• _Task item_:
A faithful copy of all the entries is required, with no pictures in it.

• _Available data_:
- Opening Delimiter -

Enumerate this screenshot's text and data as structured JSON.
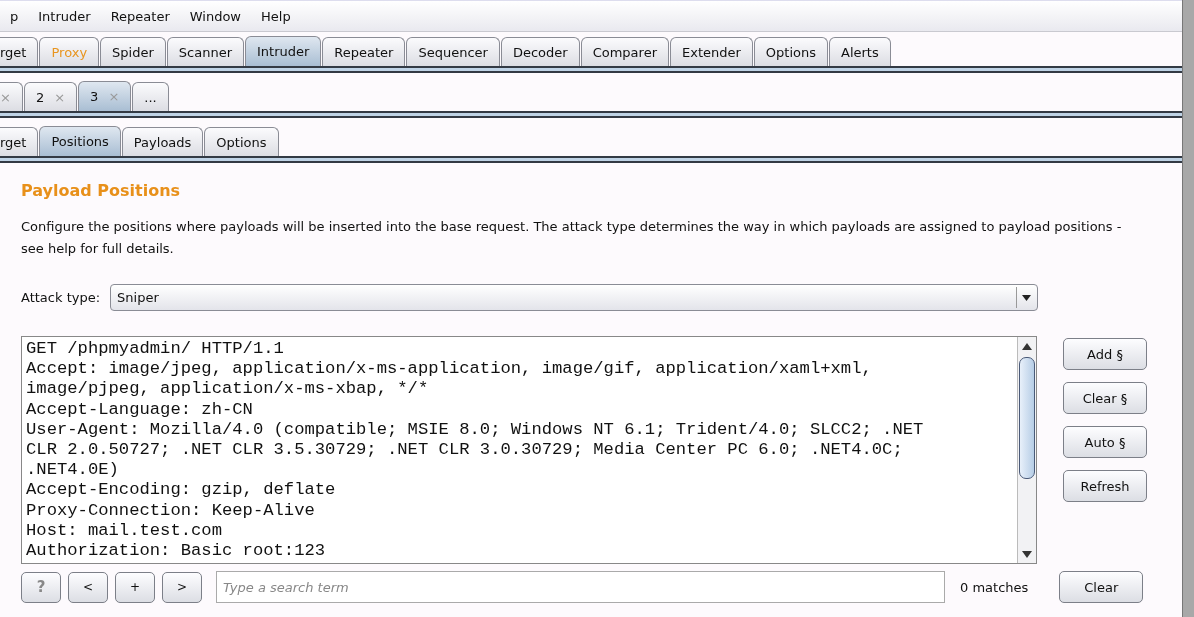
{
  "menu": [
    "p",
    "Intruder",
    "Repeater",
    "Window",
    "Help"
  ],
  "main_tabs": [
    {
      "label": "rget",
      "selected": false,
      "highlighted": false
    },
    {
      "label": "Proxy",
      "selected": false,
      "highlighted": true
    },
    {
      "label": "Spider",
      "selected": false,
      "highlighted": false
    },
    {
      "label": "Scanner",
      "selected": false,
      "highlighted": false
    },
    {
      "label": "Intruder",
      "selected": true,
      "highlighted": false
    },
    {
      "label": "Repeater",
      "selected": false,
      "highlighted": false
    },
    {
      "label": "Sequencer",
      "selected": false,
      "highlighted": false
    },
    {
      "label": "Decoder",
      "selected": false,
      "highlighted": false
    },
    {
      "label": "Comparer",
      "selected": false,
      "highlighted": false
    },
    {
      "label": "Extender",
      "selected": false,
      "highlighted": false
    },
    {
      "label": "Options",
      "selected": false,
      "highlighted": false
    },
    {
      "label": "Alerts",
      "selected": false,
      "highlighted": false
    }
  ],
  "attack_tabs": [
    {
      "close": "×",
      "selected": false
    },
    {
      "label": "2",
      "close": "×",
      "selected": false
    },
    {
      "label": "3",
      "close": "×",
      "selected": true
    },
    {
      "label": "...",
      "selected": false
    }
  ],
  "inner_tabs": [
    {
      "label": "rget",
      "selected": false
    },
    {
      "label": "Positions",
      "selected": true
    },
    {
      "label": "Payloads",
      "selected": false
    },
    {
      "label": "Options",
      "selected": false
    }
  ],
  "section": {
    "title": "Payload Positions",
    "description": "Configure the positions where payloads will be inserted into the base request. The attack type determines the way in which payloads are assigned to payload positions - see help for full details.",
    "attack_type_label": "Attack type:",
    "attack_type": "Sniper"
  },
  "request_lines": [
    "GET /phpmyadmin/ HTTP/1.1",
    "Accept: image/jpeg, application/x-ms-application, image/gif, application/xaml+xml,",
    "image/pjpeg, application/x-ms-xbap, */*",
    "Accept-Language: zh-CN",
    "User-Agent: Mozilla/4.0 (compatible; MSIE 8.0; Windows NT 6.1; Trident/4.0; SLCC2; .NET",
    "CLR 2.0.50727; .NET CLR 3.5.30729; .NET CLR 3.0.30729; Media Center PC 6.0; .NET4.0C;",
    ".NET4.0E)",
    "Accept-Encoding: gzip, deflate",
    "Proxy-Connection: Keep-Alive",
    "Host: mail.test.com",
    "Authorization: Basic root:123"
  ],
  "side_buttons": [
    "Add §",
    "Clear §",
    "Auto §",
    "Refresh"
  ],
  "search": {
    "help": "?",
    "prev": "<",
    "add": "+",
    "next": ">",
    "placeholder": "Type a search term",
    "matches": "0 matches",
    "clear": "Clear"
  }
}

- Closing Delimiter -

• _Solution to this problem_:
Enumerate this screenshot's text and data as structured JSON.
{
  "menu": [
    "p",
    "Intruder",
    "Repeater",
    "Window",
    "Help"
  ],
  "main_tabs": [
    {
      "label": "rget",
      "selected": false,
      "highlighted": false
    },
    {
      "label": "Proxy",
      "selected": false,
      "highlighted": true
    },
    {
      "label": "Spider",
      "selected": false,
      "highlighted": false
    },
    {
      "label": "Scanner",
      "selected": false,
      "highlighted": false
    },
    {
      "label": "Intruder",
      "selected": true,
      "highlighted": false
    },
    {
      "label": "Repeater",
      "selected": false,
      "highlighted": false
    },
    {
      "label": "Sequencer",
      "selected": false,
      "highlighted": false
    },
    {
      "label": "Decoder",
      "selected": false,
      "highlighted": false
    },
    {
      "label": "Comparer",
      "selected": false,
      "highlighted": false
    },
    {
      "label": "Extender",
      "selected": false,
      "highlighted": false
    },
    {
      "label": "Options",
      "selected": false,
      "highlighted": false
    },
    {
      "label": "Alerts",
      "selected": false,
      "highlighted": false
    }
  ],
  "attack_tabs": [
    {
      "close": "×",
      "selected": false
    },
    {
      "label": "2",
      "close": "×",
      "selected": false
    },
    {
      "label": "3",
      "close": "×",
      "selected": true
    },
    {
      "label": "...",
      "selected": false
    }
  ],
  "inner_tabs": [
    {
      "label": "rget",
      "selected": false
    },
    {
      "label": "Positions",
      "selected": true
    },
    {
      "label": "Payloads",
      "selected": false
    },
    {
      "label": "Options",
      "selected": false
    }
  ],
  "section": {
    "title": "Payload Positions",
    "description": "Configure the positions where payloads will be inserted into the base request. The attack type determines the way in which payloads are assigned to payload positions - see help for full details.",
    "attack_type_label": "Attack type:",
    "attack_type": "Sniper"
  },
  "request_lines": [
    "GET /phpmyadmin/ HTTP/1.1",
    "Accept: image/jpeg, application/x-ms-application, image/gif, application/xaml+xml,",
    "image/pjpeg, application/x-ms-xbap, */*",
    "Accept-Language: zh-CN",
    "User-Agent: Mozilla/4.0 (compatible; MSIE 8.0; Windows NT 6.1; Trident/4.0; SLCC2; .NET",
    "CLR 2.0.50727; .NET CLR 3.5.30729; .NET CLR 3.0.30729; Media Center PC 6.0; .NET4.0C;",
    ".NET4.0E)",
    "Accept-Encoding: gzip, deflate",
    "Proxy-Connection: Keep-Alive",
    "Host: mail.test.com",
    "Authorization: Basic root:123"
  ],
  "side_buttons": [
    "Add §",
    "Clear §",
    "Auto §",
    "Refresh"
  ],
  "search": {
    "help": "?",
    "prev": "<",
    "add": "+",
    "next": ">",
    "placeholder": "Type a search term",
    "matches": "0 matches",
    "clear": "Clear"
  }
}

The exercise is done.